^ An array index is a variable number (global or local one) that holds the value of array index. For example, if array index is 3 (03 00), the game will read either global variable $3 or local variable [email protected] depending on the array properties (see below). This variable holds the number which is array element ID to work with. For example, if the array index is $3, and $3 holds number 5, the game will read 5th element of the array.

Properties

Array properties describe the data type of each array element, held by the first 7 bits of the reference field, plus a flag which signals if the array was declared in a global scope, as the most significant bit indicates:

enum eArrayElementType
{
	ELEMTYPE_INT,
	ELEMTYPE_FLOAT,
	ELEMTYPE_TEXT_LABEL,
	ELEMTYPE_TEXT_LABEL16
};

struct ArrayProperties
{
	unsigned char m_nElementType : 7;
	unsigned char m_bIsIndexGlobalVar : 1;
};
Array Equivalent in SCM
$150([email protected],6f) 07   96 00 03 00 06 01
[email protected]([email protected],5s) 0D   0A 00 09 00 05 02

Notes

^ In GTA 3, Vice City and Liberty City Stories short strings (8 bytes) have no data type preceeding it. If the byte does not fit data type range (00-06 for GTA 3 and VC), it's recognized as a beginning of a string and next 8 bytes are read.

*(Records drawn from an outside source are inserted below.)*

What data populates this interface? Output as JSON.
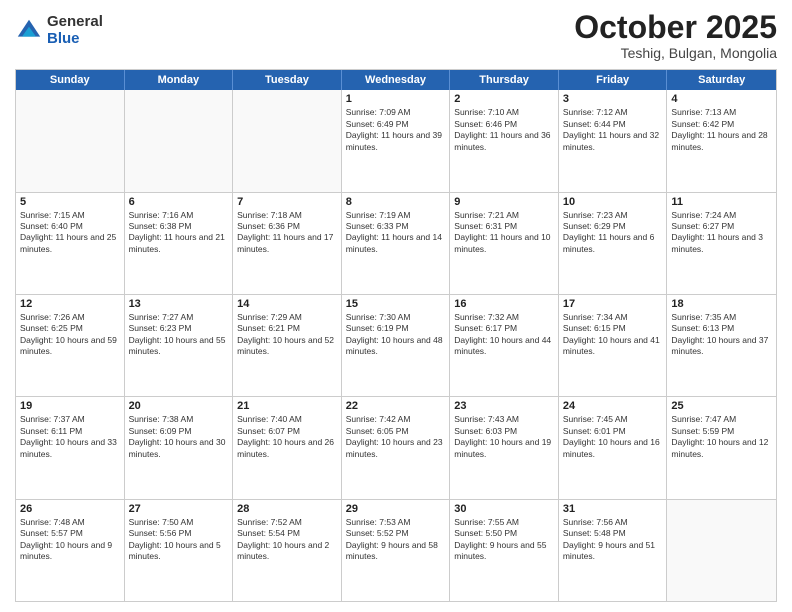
{
  "header": {
    "logo": {
      "general": "General",
      "blue": "Blue"
    },
    "title": "October 2025",
    "location": "Teshig, Bulgan, Mongolia"
  },
  "days_of_week": [
    "Sunday",
    "Monday",
    "Tuesday",
    "Wednesday",
    "Thursday",
    "Friday",
    "Saturday"
  ],
  "weeks": [
    [
      {
        "day": "",
        "empty": true
      },
      {
        "day": "",
        "empty": true
      },
      {
        "day": "",
        "empty": true
      },
      {
        "day": "1",
        "sunrise": "Sunrise: 7:09 AM",
        "sunset": "Sunset: 6:49 PM",
        "daylight": "Daylight: 11 hours and 39 minutes."
      },
      {
        "day": "2",
        "sunrise": "Sunrise: 7:10 AM",
        "sunset": "Sunset: 6:46 PM",
        "daylight": "Daylight: 11 hours and 36 minutes."
      },
      {
        "day": "3",
        "sunrise": "Sunrise: 7:12 AM",
        "sunset": "Sunset: 6:44 PM",
        "daylight": "Daylight: 11 hours and 32 minutes."
      },
      {
        "day": "4",
        "sunrise": "Sunrise: 7:13 AM",
        "sunset": "Sunset: 6:42 PM",
        "daylight": "Daylight: 11 hours and 28 minutes."
      }
    ],
    [
      {
        "day": "5",
        "sunrise": "Sunrise: 7:15 AM",
        "sunset": "Sunset: 6:40 PM",
        "daylight": "Daylight: 11 hours and 25 minutes."
      },
      {
        "day": "6",
        "sunrise": "Sunrise: 7:16 AM",
        "sunset": "Sunset: 6:38 PM",
        "daylight": "Daylight: 11 hours and 21 minutes."
      },
      {
        "day": "7",
        "sunrise": "Sunrise: 7:18 AM",
        "sunset": "Sunset: 6:36 PM",
        "daylight": "Daylight: 11 hours and 17 minutes."
      },
      {
        "day": "8",
        "sunrise": "Sunrise: 7:19 AM",
        "sunset": "Sunset: 6:33 PM",
        "daylight": "Daylight: 11 hours and 14 minutes."
      },
      {
        "day": "9",
        "sunrise": "Sunrise: 7:21 AM",
        "sunset": "Sunset: 6:31 PM",
        "daylight": "Daylight: 11 hours and 10 minutes."
      },
      {
        "day": "10",
        "sunrise": "Sunrise: 7:23 AM",
        "sunset": "Sunset: 6:29 PM",
        "daylight": "Daylight: 11 hours and 6 minutes."
      },
      {
        "day": "11",
        "sunrise": "Sunrise: 7:24 AM",
        "sunset": "Sunset: 6:27 PM",
        "daylight": "Daylight: 11 hours and 3 minutes."
      }
    ],
    [
      {
        "day": "12",
        "sunrise": "Sunrise: 7:26 AM",
        "sunset": "Sunset: 6:25 PM",
        "daylight": "Daylight: 10 hours and 59 minutes."
      },
      {
        "day": "13",
        "sunrise": "Sunrise: 7:27 AM",
        "sunset": "Sunset: 6:23 PM",
        "daylight": "Daylight: 10 hours and 55 minutes."
      },
      {
        "day": "14",
        "sunrise": "Sunrise: 7:29 AM",
        "sunset": "Sunset: 6:21 PM",
        "daylight": "Daylight: 10 hours and 52 minutes."
      },
      {
        "day": "15",
        "sunrise": "Sunrise: 7:30 AM",
        "sunset": "Sunset: 6:19 PM",
        "daylight": "Daylight: 10 hours and 48 minutes."
      },
      {
        "day": "16",
        "sunrise": "Sunrise: 7:32 AM",
        "sunset": "Sunset: 6:17 PM",
        "daylight": "Daylight: 10 hours and 44 minutes."
      },
      {
        "day": "17",
        "sunrise": "Sunrise: 7:34 AM",
        "sunset": "Sunset: 6:15 PM",
        "daylight": "Daylight: 10 hours and 41 minutes."
      },
      {
        "day": "18",
        "sunrise": "Sunrise: 7:35 AM",
        "sunset": "Sunset: 6:13 PM",
        "daylight": "Daylight: 10 hours and 37 minutes."
      }
    ],
    [
      {
        "day": "19",
        "sunrise": "Sunrise: 7:37 AM",
        "sunset": "Sunset: 6:11 PM",
        "daylight": "Daylight: 10 hours and 33 minutes."
      },
      {
        "day": "20",
        "sunrise": "Sunrise: 7:38 AM",
        "sunset": "Sunset: 6:09 PM",
        "daylight": "Daylight: 10 hours and 30 minutes."
      },
      {
        "day": "21",
        "sunrise": "Sunrise: 7:40 AM",
        "sunset": "Sunset: 6:07 PM",
        "daylight": "Daylight: 10 hours and 26 minutes."
      },
      {
        "day": "22",
        "sunrise": "Sunrise: 7:42 AM",
        "sunset": "Sunset: 6:05 PM",
        "daylight": "Daylight: 10 hours and 23 minutes."
      },
      {
        "day": "23",
        "sunrise": "Sunrise: 7:43 AM",
        "sunset": "Sunset: 6:03 PM",
        "daylight": "Daylight: 10 hours and 19 minutes."
      },
      {
        "day": "24",
        "sunrise": "Sunrise: 7:45 AM",
        "sunset": "Sunset: 6:01 PM",
        "daylight": "Daylight: 10 hours and 16 minutes."
      },
      {
        "day": "25",
        "sunrise": "Sunrise: 7:47 AM",
        "sunset": "Sunset: 5:59 PM",
        "daylight": "Daylight: 10 hours and 12 minutes."
      }
    ],
    [
      {
        "day": "26",
        "sunrise": "Sunrise: 7:48 AM",
        "sunset": "Sunset: 5:57 PM",
        "daylight": "Daylight: 10 hours and 9 minutes."
      },
      {
        "day": "27",
        "sunrise": "Sunrise: 7:50 AM",
        "sunset": "Sunset: 5:56 PM",
        "daylight": "Daylight: 10 hours and 5 minutes."
      },
      {
        "day": "28",
        "sunrise": "Sunrise: 7:52 AM",
        "sunset": "Sunset: 5:54 PM",
        "daylight": "Daylight: 10 hours and 2 minutes."
      },
      {
        "day": "29",
        "sunrise": "Sunrise: 7:53 AM",
        "sunset": "Sunset: 5:52 PM",
        "daylight": "Daylight: 9 hours and 58 minutes."
      },
      {
        "day": "30",
        "sunrise": "Sunrise: 7:55 AM",
        "sunset": "Sunset: 5:50 PM",
        "daylight": "Daylight: 9 hours and 55 minutes."
      },
      {
        "day": "31",
        "sunrise": "Sunrise: 7:56 AM",
        "sunset": "Sunset: 5:48 PM",
        "daylight": "Daylight: 9 hours and 51 minutes."
      },
      {
        "day": "",
        "empty": true
      }
    ]
  ]
}
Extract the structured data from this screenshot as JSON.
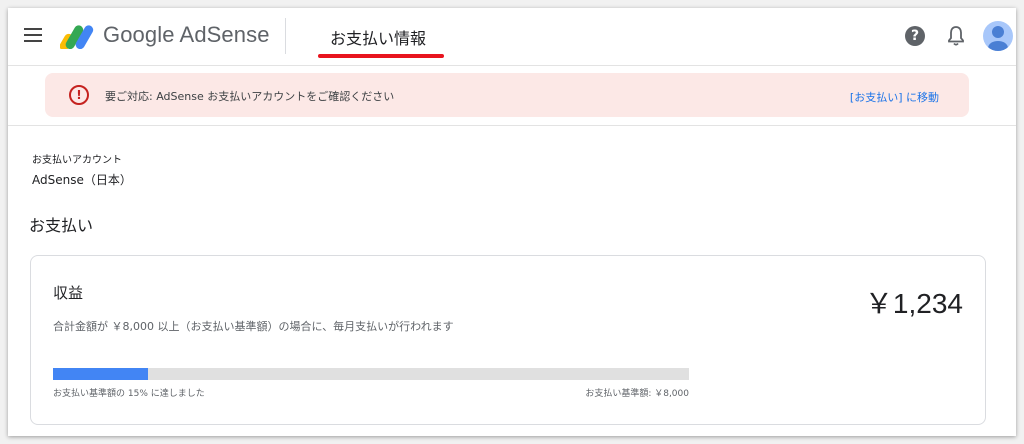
{
  "header": {
    "logo_text": "Google AdSense",
    "page_title": "お支払い情報",
    "icons": [
      "menu-icon",
      "adsense-logo-icon",
      "help-icon",
      "bell-icon",
      "avatar-icon"
    ],
    "help_glyph": "?"
  },
  "alert": {
    "icon_glyph": "!",
    "message": "要ご対応: AdSense お支払いアカウントをご確認ください",
    "link": "[お支払い] に移動",
    "color": "#fce8e6"
  },
  "account": {
    "label": "お支払いアカウント",
    "value": "AdSense（日本）"
  },
  "payments": {
    "heading": "お支払い",
    "card": {
      "title": "収益",
      "amount": "￥1,234",
      "description": "合計金額が ￥8,000 以上（お支払い基準額）の場合に、毎月支払いが行われます",
      "progress_percent": 15,
      "progress_left_label": "お支払い基準額の 15% に達しました",
      "progress_right_label": "お支払い基準額: ￥8,000",
      "progress_color": "#4285f4"
    }
  },
  "colors": {
    "underline": "#e8141e",
    "link": "#1a73e8",
    "alert_icon": "#c5221f"
  }
}
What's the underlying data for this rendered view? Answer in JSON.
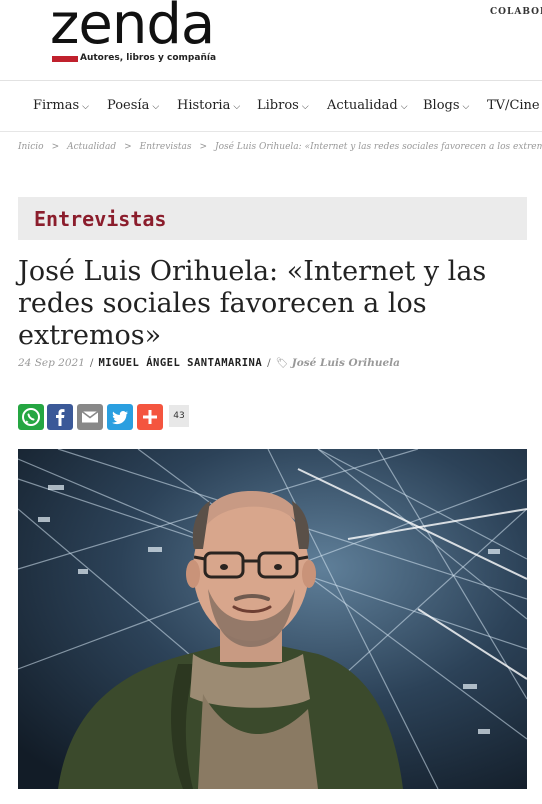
{
  "header": {
    "logo_word": "zenda",
    "logo_tagline": "Autores, libros y compañía",
    "colabora": "COLABORA"
  },
  "nav": {
    "items": [
      {
        "label": "Firmas"
      },
      {
        "label": "Poesía"
      },
      {
        "label": "Historia"
      },
      {
        "label": "Libros"
      },
      {
        "label": "Actualidad"
      },
      {
        "label": "Blogs"
      },
      {
        "label": "TV/Cine"
      }
    ]
  },
  "breadcrumb": {
    "home": "Inicio",
    "section": "Actualidad",
    "subsection": "Entrevistas",
    "current": "José Luis Orihuela: «Internet y las redes sociales favorecen a los extremos»",
    "separator": ">"
  },
  "section": {
    "label": "Entrevistas"
  },
  "article": {
    "title": "José Luis Orihuela: «Internet y las redes sociales favorecen a los extremos»",
    "date": "24 Sep 2021",
    "author": "MIGUEL ÁNGEL SANTAMARINA",
    "tag": "José Luis Orihuela",
    "share_count": "43",
    "photo_alt": "José Luis Orihuela"
  },
  "colors": {
    "accent": "#8b1d2c",
    "whatsapp": "#25a642",
    "facebook": "#3b5998",
    "email": "#888888",
    "twitter": "#2a9fe0",
    "addtoany": "#f4553f"
  }
}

^ Some instructions have variable amount of parameters. The most known one is 004F that creates a new thread and passes arguments to it. The number of such parameters could vary, so the special data type denotes the end of parameters.

The maximum amount of parameters for any instruction is 16 for GTA 3 and VC, 32 for SA, LCS and VCS. However, those that admit an undefined amount of arguments can pass 18 parameters for GTA 3 and VC, 34 for SA, 106 for LCS and VCS (this information still needs confirmation).

^ San Andreas Opcode 05B6 is a special instruction that defines a table. Immediately after opcode number the stream of data (128 bytes) follows, without a data type.

^ Post.png GTAForums: Post by Seemann describing limits for the long strings in SA

See also